11 March, Paris, France: This high-level launch event included a panel discussion that addressed the potential impacts of companies operating in agricultural supply chains on human, labour and tenure rights.
English, PDF, 6,480kb
This OECD report lays an empirical foundation for structuring economic policies to facilitate Chile’s participation in global value chains and to maximise the associated benefits for national firms and workers.
English, PDF, 102kb
This update report by the IMF and the OECD was delivered to G20 in February 2016.
Most investment treaties do not expressly address joint interpretations and thus leave the issue to more general rules. This paper addresses the general legal framework applicable to joint agreements by treaty parties about the interpretation of treaties. It outlines key concepts and distinctions, and considers effects on third parties.
English, PDF, 660kb
For over 50 years, the OECD Code of Liberalisation of Capital Movements (the Code) has provided a balanced framework for countries to progressively remove unnecessary barriers to the movement of capital, while providing flexibility to cope with situations of economic and financial instability. This brochure outlines the various aspects of this Code.
Everybody is interested in the impacts of what companies are doing and the environmental practices and impacts of doing business are coming under increasing scrutiny. OECD Secretary-General Angel Gurría looks at how both governments and investors are ready to scale up climate disclosure and the use of climate information.
Corporate climate change disclosure is crucial for providing decision-makers with information that will enable them to integrate climate considerations into their analyses. This side event to the 21st session of the Conference of the Parties will focus on ways to strengthen corporate climate disclosure frameworks, and to scale up the use of corporate climate change-related information.
Paris, 10 December 2015: The Workshop will provide a forum for participants to share their views and experiences on approaches that can best assist governments in implementing national and regional policy reforms conducive to more and better investment.
This paper reviews currency-based measures (CBMs) directed at banks in 49 countries between 2005 and 2013. These measures apply a discrimination, such as less favourable treatment, on the basis of the currency of an operation, typically foreign currencies.
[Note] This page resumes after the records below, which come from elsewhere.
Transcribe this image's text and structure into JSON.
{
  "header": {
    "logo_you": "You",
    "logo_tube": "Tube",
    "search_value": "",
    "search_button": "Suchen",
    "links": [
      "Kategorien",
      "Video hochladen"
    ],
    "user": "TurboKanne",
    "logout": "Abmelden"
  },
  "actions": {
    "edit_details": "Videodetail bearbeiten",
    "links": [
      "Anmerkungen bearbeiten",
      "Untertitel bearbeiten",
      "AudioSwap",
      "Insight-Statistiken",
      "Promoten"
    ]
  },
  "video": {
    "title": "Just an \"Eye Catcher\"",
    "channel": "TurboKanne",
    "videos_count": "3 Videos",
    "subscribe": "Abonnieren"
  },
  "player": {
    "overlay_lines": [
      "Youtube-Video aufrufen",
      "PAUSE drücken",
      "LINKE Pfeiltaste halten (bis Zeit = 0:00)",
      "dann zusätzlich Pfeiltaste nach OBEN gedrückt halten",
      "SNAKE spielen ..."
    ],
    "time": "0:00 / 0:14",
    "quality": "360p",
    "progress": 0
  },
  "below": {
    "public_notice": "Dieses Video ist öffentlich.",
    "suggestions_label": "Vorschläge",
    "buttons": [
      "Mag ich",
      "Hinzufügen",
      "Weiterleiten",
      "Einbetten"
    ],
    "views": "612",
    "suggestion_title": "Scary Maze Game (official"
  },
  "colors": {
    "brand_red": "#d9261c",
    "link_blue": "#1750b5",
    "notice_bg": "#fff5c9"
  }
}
The new data shows that CBMs have been increasingly used in the post-crisis period, including for macro-prudential purposes.